[Opening Dataset records section]
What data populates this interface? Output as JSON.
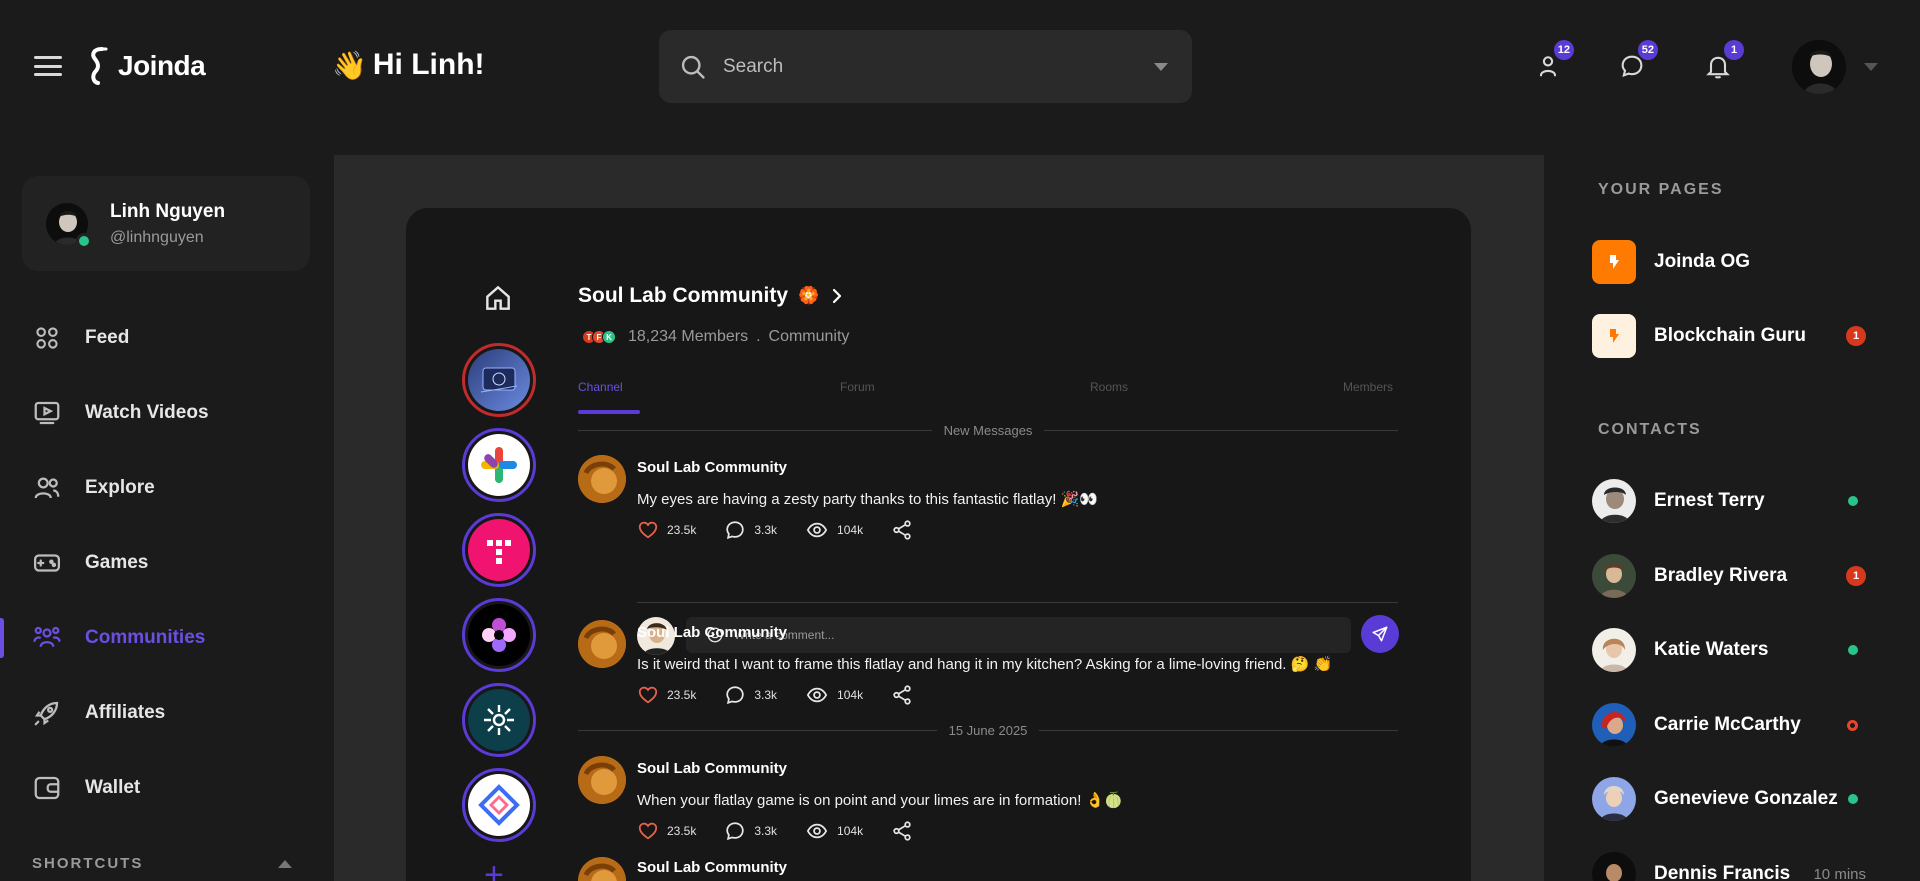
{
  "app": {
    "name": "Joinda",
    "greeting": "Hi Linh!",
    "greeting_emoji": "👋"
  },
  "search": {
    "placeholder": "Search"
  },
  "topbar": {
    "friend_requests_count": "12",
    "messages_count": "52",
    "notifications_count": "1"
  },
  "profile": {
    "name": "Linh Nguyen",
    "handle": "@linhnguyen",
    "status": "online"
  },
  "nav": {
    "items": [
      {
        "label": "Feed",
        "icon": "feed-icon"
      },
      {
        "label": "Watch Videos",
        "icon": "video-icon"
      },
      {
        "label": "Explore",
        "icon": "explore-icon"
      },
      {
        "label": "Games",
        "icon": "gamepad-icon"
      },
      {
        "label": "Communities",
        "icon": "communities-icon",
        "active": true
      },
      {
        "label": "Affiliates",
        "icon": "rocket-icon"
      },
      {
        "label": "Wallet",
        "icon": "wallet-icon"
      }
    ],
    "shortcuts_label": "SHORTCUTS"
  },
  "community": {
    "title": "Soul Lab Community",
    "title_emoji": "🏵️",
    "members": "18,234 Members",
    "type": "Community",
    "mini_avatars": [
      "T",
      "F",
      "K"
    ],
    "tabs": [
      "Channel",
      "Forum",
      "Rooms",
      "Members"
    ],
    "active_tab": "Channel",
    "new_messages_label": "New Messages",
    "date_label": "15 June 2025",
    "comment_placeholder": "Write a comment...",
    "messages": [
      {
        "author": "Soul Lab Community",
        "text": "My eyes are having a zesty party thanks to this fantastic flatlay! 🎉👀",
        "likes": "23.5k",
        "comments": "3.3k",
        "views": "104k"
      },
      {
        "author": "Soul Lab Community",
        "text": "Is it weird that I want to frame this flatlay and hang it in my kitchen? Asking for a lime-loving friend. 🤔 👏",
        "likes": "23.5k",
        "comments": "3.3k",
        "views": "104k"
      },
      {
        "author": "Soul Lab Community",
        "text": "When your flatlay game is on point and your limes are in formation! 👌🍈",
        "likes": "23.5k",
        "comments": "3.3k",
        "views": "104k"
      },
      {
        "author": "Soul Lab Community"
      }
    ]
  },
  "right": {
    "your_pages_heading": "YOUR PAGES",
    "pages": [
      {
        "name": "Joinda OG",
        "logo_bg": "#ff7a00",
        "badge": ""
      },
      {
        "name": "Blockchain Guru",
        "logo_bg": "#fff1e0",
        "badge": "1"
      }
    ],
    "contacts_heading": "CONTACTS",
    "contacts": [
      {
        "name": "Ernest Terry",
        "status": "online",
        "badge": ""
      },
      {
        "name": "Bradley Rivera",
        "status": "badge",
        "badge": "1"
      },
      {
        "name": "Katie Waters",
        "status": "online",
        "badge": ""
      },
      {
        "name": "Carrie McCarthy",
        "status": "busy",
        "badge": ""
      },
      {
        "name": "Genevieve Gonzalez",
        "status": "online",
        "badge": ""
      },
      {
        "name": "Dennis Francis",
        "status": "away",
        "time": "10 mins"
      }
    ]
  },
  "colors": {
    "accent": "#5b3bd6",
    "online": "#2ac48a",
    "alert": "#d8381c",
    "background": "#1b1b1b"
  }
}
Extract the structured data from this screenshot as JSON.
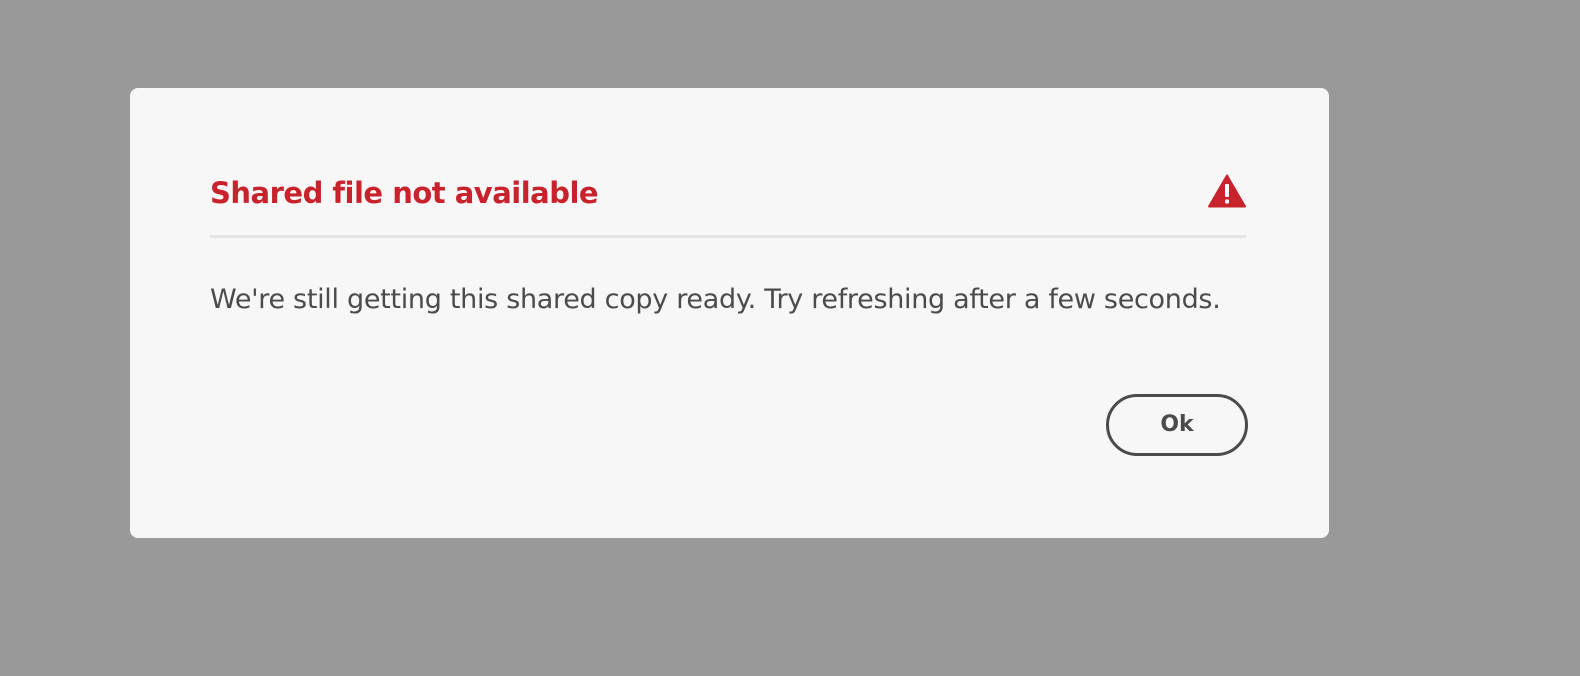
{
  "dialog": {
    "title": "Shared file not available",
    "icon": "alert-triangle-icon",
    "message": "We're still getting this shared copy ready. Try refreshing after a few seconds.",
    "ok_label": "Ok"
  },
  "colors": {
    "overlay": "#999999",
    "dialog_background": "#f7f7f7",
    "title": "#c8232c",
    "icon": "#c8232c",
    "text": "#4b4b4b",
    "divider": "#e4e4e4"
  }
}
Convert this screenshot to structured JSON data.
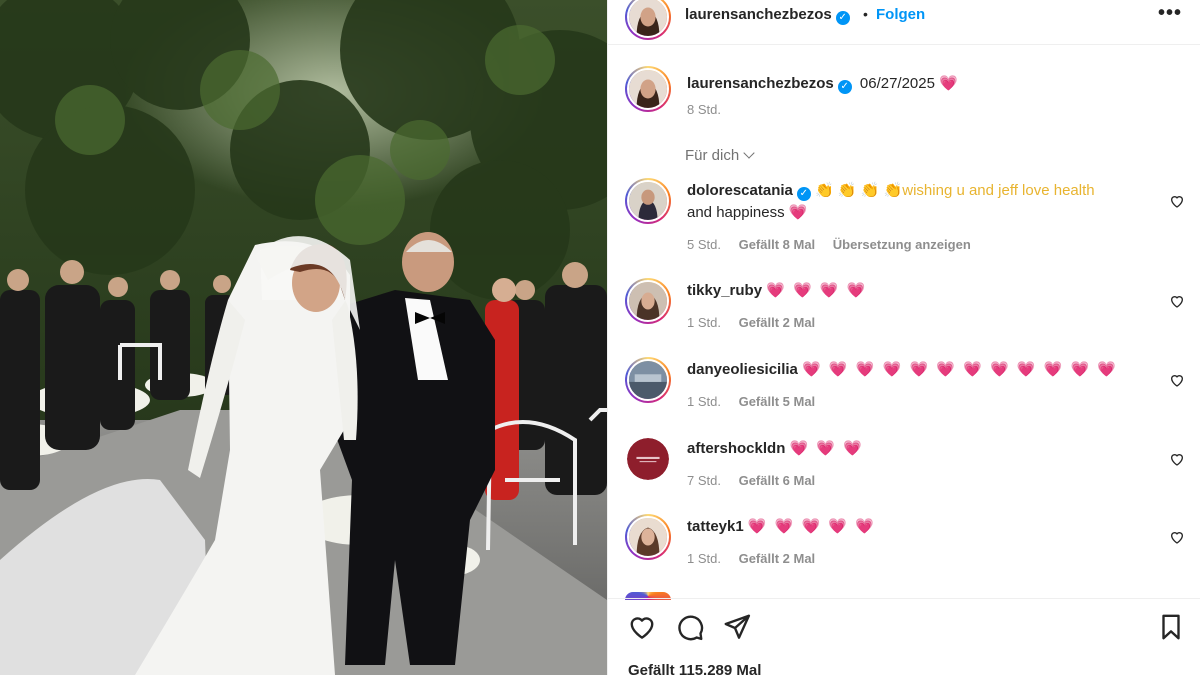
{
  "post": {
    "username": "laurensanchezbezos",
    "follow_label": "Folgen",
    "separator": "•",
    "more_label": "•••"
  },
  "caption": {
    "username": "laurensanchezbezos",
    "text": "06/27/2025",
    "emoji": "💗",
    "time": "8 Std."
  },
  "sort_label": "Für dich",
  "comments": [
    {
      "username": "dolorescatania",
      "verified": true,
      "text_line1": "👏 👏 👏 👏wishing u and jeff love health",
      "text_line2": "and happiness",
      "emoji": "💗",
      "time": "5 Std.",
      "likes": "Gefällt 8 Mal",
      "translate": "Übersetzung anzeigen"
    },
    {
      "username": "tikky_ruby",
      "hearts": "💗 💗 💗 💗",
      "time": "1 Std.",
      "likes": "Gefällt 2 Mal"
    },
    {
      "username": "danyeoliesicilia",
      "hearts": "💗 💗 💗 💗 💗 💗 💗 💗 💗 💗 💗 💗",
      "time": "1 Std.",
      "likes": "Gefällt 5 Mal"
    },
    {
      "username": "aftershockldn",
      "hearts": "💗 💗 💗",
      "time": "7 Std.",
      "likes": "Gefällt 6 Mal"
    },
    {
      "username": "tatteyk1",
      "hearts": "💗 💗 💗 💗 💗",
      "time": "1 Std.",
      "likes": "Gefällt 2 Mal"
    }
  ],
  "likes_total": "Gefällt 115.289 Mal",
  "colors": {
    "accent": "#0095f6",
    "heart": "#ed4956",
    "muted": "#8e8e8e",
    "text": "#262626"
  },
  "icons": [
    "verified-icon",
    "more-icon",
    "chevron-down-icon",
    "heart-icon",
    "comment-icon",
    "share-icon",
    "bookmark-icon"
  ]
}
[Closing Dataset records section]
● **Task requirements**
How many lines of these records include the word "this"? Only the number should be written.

● **Reply to the exercise**
6